[PROVIDED ENTRIES]

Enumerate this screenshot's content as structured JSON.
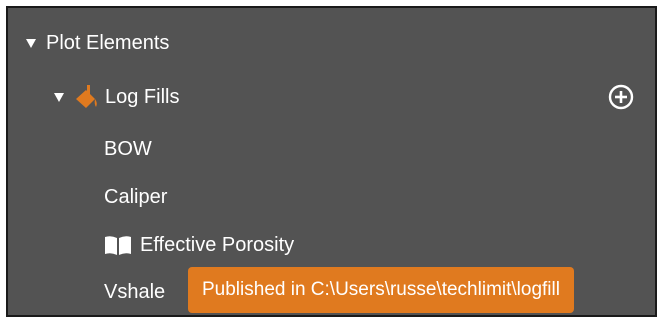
{
  "tree": {
    "root": {
      "label": "Plot Elements",
      "icon": "triangle-down-icon"
    },
    "group": {
      "label": "Log Fills",
      "icon": "paint-bucket-icon",
      "add_icon": "plus-circle-icon",
      "expanded_icon": "triangle-down-icon"
    },
    "items": [
      {
        "label": "BOW"
      },
      {
        "label": "Caliper"
      },
      {
        "label": "Effective Porosity",
        "icon": "open-book-icon"
      },
      {
        "label": "Vshale"
      }
    ]
  },
  "tooltip": {
    "text": "Published in C:\\Users\\russe\\techlimit\\logfill"
  },
  "colors": {
    "panel_background": "#535353",
    "text": "#ffffff",
    "accent_orange": "#e07a1f",
    "frame_border": "#1a1a1a"
  }
}
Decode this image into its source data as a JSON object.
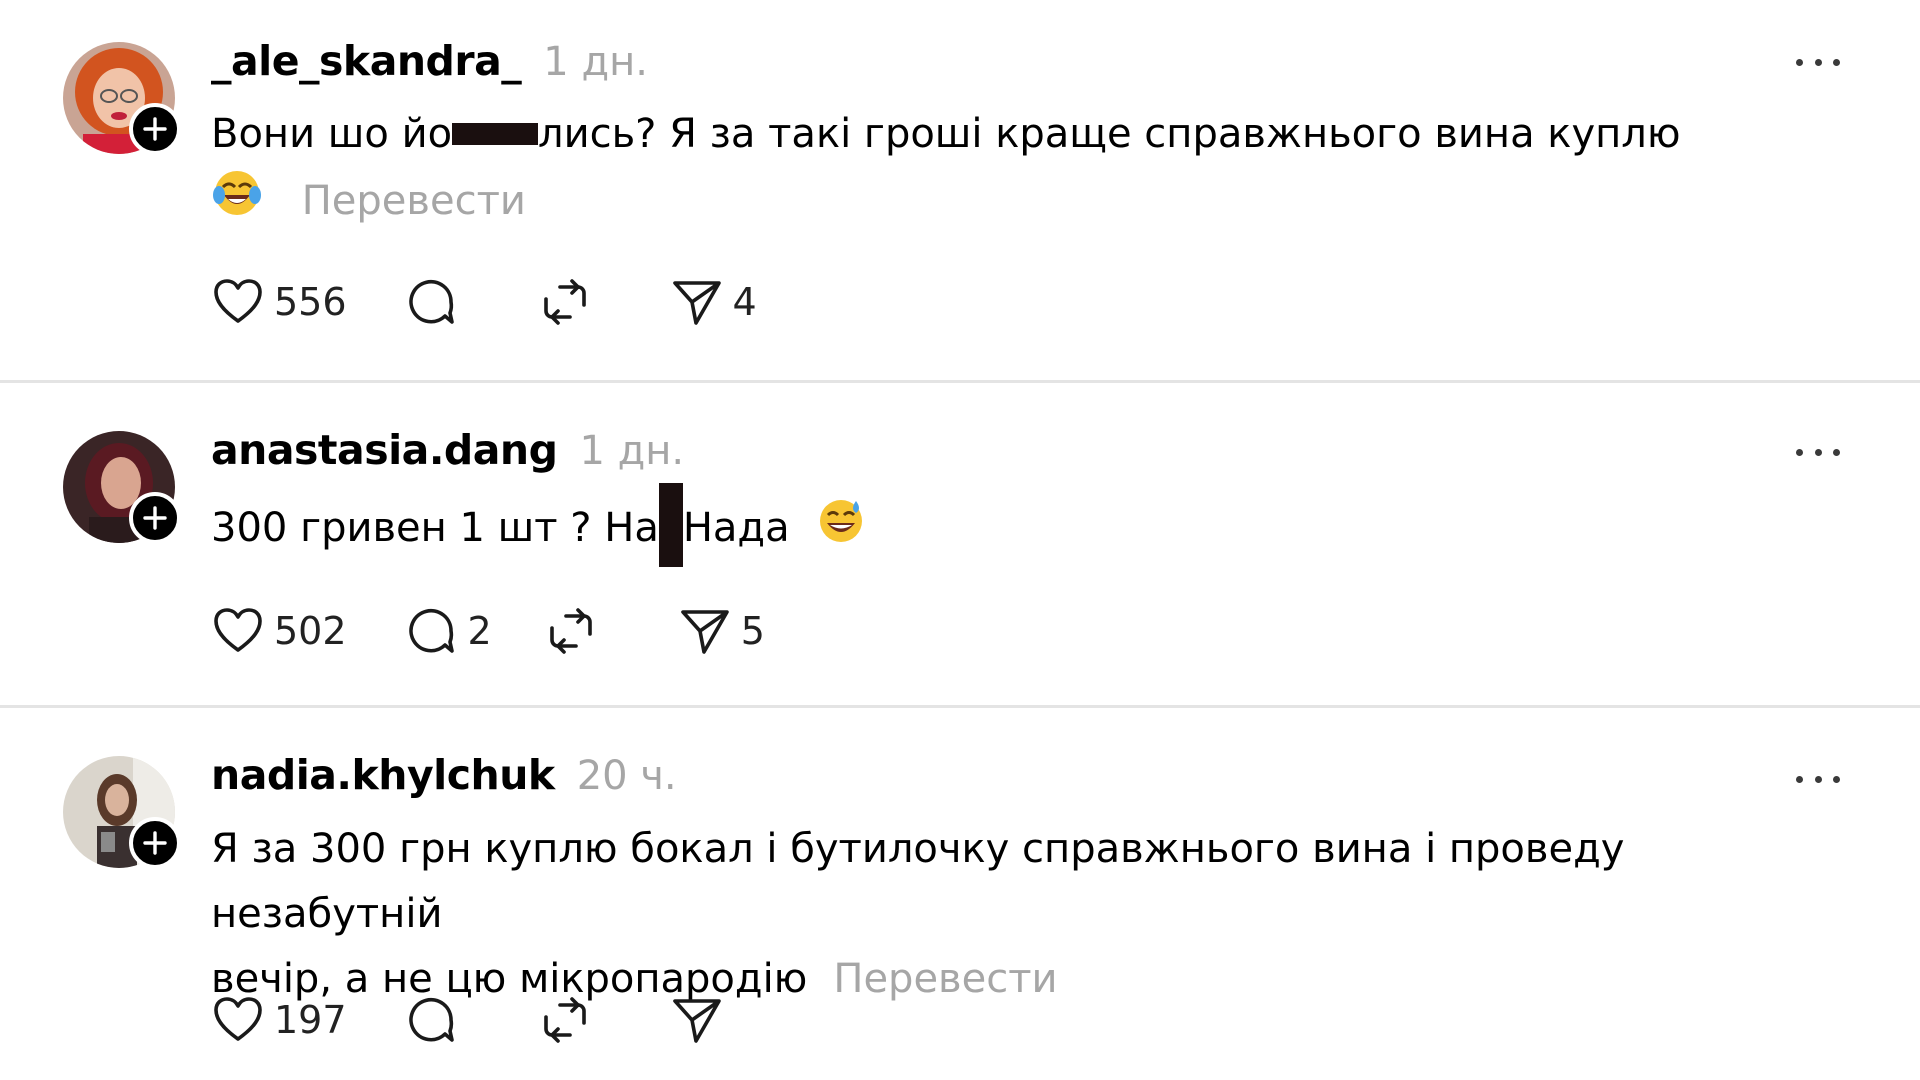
{
  "posts": [
    {
      "username": "_ale_skandra_",
      "time": "1 дн.",
      "text_part1": "Вони шо йо",
      "text_part2": "лись? Я за такі гроші краще справжнього вина куплю",
      "emoji": "tears-of-joy-emoji",
      "translate_label": "Перевести",
      "likes": "556",
      "replies": "",
      "reposts": "",
      "shares": "4"
    },
    {
      "username": "anastasia.dang",
      "time": "1 дн.",
      "text_part1": "300 гривен 1 шт ? На",
      "text_part2": "Нада",
      "emoji": "grinning-sweat-emoji",
      "likes": "502",
      "replies": "2",
      "reposts": "",
      "shares": "5"
    },
    {
      "username": "nadia.khylchuk",
      "time": "20 ч.",
      "text_line1": "Я за 300 грн куплю бокал і бутилочку справжнього вина і проведу незабутній",
      "text_line2": "вечір, а не цю мікропародію",
      "translate_label": "Перевести",
      "likes": "197",
      "replies": "",
      "reposts": "",
      "shares": ""
    }
  ],
  "colors": {
    "text": "#000000",
    "muted": "#a6a6a6",
    "divider": "#e4e4e4",
    "badge": "#000000"
  },
  "icons": [
    "heart-icon",
    "reply-icon",
    "repost-icon",
    "share-icon",
    "more-icon",
    "follow-plus-icon"
  ]
}
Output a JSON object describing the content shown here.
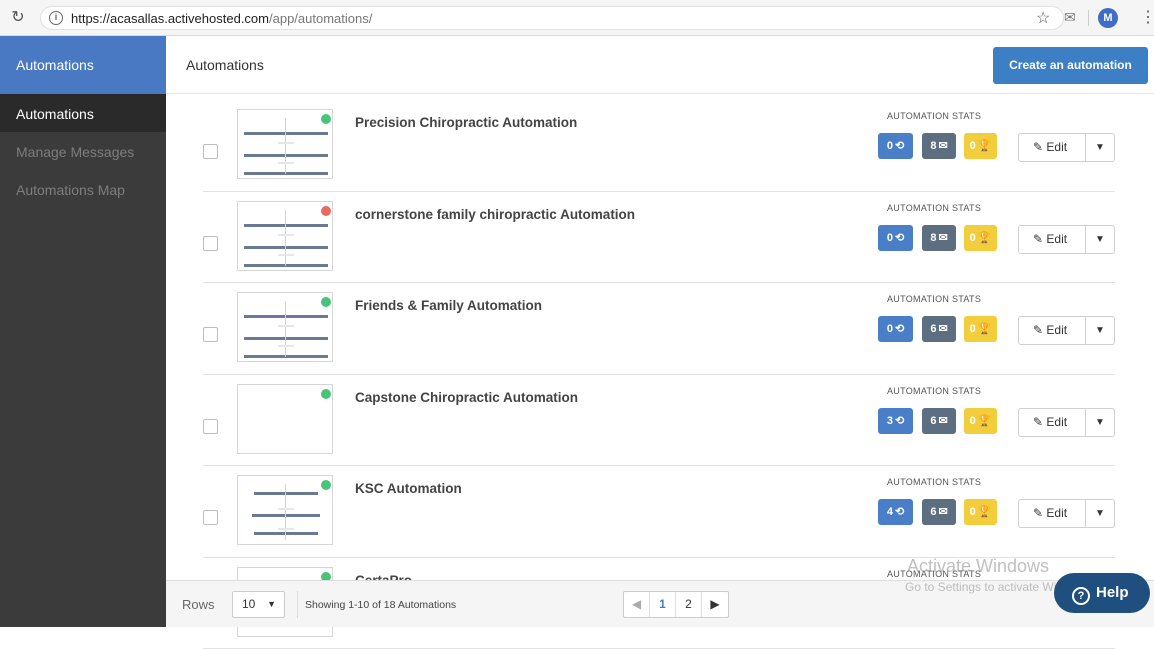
{
  "browser": {
    "url_host": "https://acasallas.activehosted.com",
    "url_path": "/app/automations/",
    "avatar_letter": "M"
  },
  "sidebar": {
    "header": "Automations",
    "items": [
      {
        "label": "Automations",
        "active": true
      },
      {
        "label": "Manage Messages",
        "active": false
      },
      {
        "label": "Automations Map",
        "active": false
      }
    ]
  },
  "header": {
    "title": "Automations",
    "create_label": "Create an automation"
  },
  "stats_label": "AUTOMATION STATS",
  "edit_label": "Edit",
  "automations": [
    {
      "title": "Precision Chiropractic Automation",
      "status": "active",
      "contacts": "0",
      "messages": "8",
      "goals": "0"
    },
    {
      "title": "cornerstone family chiropractic Automation",
      "status": "inactive",
      "contacts": "0",
      "messages": "8",
      "goals": "0"
    },
    {
      "title": "Friends & Family Automation",
      "status": "active",
      "contacts": "0",
      "messages": "6",
      "goals": "0"
    },
    {
      "title": "Capstone Chiropractic Automation",
      "status": "active",
      "contacts": "3",
      "messages": "6",
      "goals": "0"
    },
    {
      "title": "KSC Automation",
      "status": "active",
      "contacts": "4",
      "messages": "6",
      "goals": "0"
    },
    {
      "title": "CertaPro",
      "status": "active",
      "contacts": "",
      "messages": "",
      "goals": ""
    }
  ],
  "colors": {
    "active": "#47c47a",
    "inactive": "#e96a5e"
  },
  "footer": {
    "rows_label": "Rows",
    "rows_value": "10",
    "showing": "Showing 1-10 of 18 Automations",
    "pages": [
      "1",
      "2"
    ],
    "current_page": "1"
  },
  "watermark": {
    "line1": "Activate Windows",
    "line2": "Go to Settings to activate Windows."
  },
  "help_label": "Help"
}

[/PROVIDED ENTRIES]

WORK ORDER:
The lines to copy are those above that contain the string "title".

RESULT FOR THIS TASK:
    "title": "Automations",
      "title": "Precision Chiropractic Automation",
      "title": "cornerstone family chiropractic Automation",
      "title": "Friends & Family Automation",
      "title": "Capstone Chiropractic Automation",
      "title": "KSC Automation",
      "title": "CertaPro",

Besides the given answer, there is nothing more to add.